Description of the task » Copy out the entries that follow. Leave none out.

Task data »
----

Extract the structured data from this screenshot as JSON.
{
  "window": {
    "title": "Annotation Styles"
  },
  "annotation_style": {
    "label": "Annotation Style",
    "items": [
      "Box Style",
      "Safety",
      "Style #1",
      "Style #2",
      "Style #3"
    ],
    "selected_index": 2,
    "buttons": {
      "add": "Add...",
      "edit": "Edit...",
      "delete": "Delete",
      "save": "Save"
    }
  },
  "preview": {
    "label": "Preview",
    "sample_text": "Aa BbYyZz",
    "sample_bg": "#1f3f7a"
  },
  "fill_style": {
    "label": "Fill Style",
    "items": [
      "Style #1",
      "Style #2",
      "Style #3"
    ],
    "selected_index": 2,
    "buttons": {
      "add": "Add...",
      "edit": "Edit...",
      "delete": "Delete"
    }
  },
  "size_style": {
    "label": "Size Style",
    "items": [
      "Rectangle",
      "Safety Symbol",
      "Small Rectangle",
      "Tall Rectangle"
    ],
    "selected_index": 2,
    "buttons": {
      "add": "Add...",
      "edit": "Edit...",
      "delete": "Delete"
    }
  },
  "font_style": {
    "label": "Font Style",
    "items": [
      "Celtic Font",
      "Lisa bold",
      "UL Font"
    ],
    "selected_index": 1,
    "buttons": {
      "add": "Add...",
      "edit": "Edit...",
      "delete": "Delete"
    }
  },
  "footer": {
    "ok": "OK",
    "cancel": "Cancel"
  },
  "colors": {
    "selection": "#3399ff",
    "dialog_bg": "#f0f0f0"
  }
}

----

Solution below »
Extract the structured data from this screenshot as JSON.
{
  "window": {
    "title": "Annotation Styles"
  },
  "annotation_style": {
    "label": "Annotation Style",
    "items": [
      "Box Style",
      "Safety",
      "Style #1",
      "Style #2",
      "Style #3"
    ],
    "selected_index": 2,
    "buttons": {
      "add": "Add...",
      "edit": "Edit...",
      "delete": "Delete",
      "save": "Save"
    }
  },
  "preview": {
    "label": "Preview",
    "sample_text": "Aa BbYyZz",
    "sample_bg": "#1f3f7a"
  },
  "fill_style": {
    "label": "Fill Style",
    "items": [
      "Style #1",
      "Style #2",
      "Style #3"
    ],
    "selected_index": 2,
    "buttons": {
      "add": "Add...",
      "edit": "Edit...",
      "delete": "Delete"
    }
  },
  "size_style": {
    "label": "Size Style",
    "items": [
      "Rectangle",
      "Safety Symbol",
      "Small Rectangle",
      "Tall Rectangle"
    ],
    "selected_index": 2,
    "buttons": {
      "add": "Add...",
      "edit": "Edit...",
      "delete": "Delete"
    }
  },
  "font_style": {
    "label": "Font Style",
    "items": [
      "Celtic Font",
      "Lisa bold",
      "UL Font"
    ],
    "selected_index": 1,
    "buttons": {
      "add": "Add...",
      "edit": "Edit...",
      "delete": "Delete"
    }
  },
  "footer": {
    "ok": "OK",
    "cancel": "Cancel"
  },
  "colors": {
    "selection": "#3399ff",
    "dialog_bg": "#f0f0f0"
  }
}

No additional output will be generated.